It is not inconcievable that All Star may add the odd non Mountevans title or two in the future (there have been a couple in recent years) and these will go into the current titles section alongside Mountevans and non-Mountevans titles (the Current Titles section does not differentiate due to insufficent number of active ASW-based titles.)

Grouped the way you propose, we could end up with people coming along and inputting duplicate entries for those active titles with Mountevans roots, which would result in confusion. And that would not do.

Kind Regards

DM 95.144.244.24 (talk) 18:25, 24 July 2010 (UTC)

FAO Afkatk - Mountevans Committee[edit]

From the Professional Wrestling In The United Kingdom page

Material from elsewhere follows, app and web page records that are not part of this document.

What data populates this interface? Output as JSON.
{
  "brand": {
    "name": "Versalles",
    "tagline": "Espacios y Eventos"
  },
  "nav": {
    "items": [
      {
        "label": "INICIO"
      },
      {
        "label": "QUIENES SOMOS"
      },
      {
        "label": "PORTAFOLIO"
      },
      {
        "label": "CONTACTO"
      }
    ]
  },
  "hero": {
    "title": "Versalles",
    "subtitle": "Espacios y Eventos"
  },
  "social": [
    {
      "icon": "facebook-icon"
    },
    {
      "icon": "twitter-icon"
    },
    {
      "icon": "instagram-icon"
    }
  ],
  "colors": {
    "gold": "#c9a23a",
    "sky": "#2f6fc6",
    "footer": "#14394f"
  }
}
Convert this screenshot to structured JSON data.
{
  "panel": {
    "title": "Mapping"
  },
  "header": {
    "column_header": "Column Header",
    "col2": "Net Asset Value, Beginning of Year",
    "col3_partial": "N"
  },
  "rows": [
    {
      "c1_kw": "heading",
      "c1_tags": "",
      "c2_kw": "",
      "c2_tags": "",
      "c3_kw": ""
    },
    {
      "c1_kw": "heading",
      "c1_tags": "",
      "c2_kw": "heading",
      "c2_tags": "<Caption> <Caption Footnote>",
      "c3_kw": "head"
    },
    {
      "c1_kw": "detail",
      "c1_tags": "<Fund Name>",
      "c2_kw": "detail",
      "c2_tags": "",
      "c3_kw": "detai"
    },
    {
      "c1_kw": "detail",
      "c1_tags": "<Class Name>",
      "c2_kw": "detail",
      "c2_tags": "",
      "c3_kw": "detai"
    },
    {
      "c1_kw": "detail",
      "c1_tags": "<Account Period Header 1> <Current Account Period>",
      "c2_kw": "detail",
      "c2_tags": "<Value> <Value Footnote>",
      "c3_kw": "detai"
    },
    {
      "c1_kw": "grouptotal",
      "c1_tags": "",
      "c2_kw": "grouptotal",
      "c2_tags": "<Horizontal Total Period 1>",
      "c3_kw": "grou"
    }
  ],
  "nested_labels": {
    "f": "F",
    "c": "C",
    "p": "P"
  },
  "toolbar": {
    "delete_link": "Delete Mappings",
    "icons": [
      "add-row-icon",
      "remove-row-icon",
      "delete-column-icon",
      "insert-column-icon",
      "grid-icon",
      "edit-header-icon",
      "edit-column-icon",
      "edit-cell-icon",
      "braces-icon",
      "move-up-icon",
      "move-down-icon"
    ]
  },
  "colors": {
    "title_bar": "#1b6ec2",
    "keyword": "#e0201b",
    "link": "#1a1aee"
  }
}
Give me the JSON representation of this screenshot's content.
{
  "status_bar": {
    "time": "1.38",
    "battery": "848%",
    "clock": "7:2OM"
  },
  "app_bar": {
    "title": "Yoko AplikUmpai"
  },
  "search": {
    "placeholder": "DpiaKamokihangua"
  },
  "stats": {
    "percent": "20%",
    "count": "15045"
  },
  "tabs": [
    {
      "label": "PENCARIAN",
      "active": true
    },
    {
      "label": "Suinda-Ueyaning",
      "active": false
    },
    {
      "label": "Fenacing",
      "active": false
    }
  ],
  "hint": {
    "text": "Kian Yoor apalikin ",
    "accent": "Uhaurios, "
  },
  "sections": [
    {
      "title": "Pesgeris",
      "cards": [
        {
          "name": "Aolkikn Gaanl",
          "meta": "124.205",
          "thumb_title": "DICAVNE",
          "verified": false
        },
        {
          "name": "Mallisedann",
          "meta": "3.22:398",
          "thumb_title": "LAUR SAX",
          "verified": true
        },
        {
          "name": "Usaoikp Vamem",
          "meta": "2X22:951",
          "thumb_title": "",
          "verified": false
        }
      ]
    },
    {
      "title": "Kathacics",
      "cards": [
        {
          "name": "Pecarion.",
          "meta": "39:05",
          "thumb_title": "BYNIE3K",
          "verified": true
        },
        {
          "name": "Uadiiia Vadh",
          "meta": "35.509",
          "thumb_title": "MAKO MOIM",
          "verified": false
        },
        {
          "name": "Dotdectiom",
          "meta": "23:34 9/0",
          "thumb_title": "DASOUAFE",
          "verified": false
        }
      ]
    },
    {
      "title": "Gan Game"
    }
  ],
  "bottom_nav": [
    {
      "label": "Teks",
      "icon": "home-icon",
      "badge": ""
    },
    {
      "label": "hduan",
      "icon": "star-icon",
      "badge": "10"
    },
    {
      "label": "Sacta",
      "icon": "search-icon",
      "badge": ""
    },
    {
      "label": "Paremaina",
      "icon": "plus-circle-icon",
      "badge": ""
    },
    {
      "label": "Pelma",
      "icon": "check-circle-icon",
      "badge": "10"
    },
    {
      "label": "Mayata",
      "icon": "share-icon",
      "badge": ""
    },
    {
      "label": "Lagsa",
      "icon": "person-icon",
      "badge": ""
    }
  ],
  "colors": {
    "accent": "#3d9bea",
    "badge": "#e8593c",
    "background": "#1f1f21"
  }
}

After the war, attempts to relaunch the business in 1947 failed to catch on with journalists who condemned the gimmickry calling
the show fake. The revelation of this, and the general chaos which had surrounded All In Wrestling prior to the War, prompted
Admiral Lord Mountevans, a fan of the sport, to get together with Commander Campbell (a member of the popular "The Brains Trust" radio panel show),
member of parliament Maurice Webb and Olympic wrestler Norman Morell to create a committee to produce official rules for wrestling.
The most notable action of the committee was to create seven formal weight divisions, calling for champions to be crowned at
each weight. These weight divisions included lightweight (154 pound limit), welterweight (165), middleweight (176), heavy
middleweight (187), light heavyweight (198), mid-heavyweight (209), and heavyweight. Many of these rules diverged heavily from
those in used in American Wrestling - five minute rounds (three minutes for title matches), two public warnings for rule
breaking before a disqualification, "knockouts"(countouts) and disqualifications counting as automatic two falls in best of
three falls matches (which were predominant), and no follow-up moves allowed on a grounded opponent.
The existence of the committee was readily acknowledged by promoters who used its existence to counter any accusations of wrong
doings within the business. It was the promoters themselves, however, who revolutionized the business during this time by using
America's National Wrestling Alliance territory system under the guise of an alliance of promoters attempting to regulate
the sport and uphold the committee's ideas to, in fact, create a promotional cartel designed to carve up control of the business
between a handful of promoters—which it did in 1952 under the name of Joint Promotions.


Okay? It was not an organisation which governed professional wrestling. It was a committee of three celebrity marks and one promoter (who had wrestled in the Olympics in his youth) who met in 1947 (in a committee room in the House Of Commons) to draw up a rulebook.

Said rulebook set up 7 weight limits and called for World, Empire, European, British, English/Welsh/Scots/N.Irish and regional championships to be set up for each.

All Star recognised the Mountevans rules and championships and to a fair extent still does (when it suits the company). Joint Promotions recognised Mountevans as do current promotions Premier and LDN.

I hope (and pray) that this clears this up!

Kind Regards

DM 95.144.245.105 (talk) 18:51, 31 July 2010 (UTC)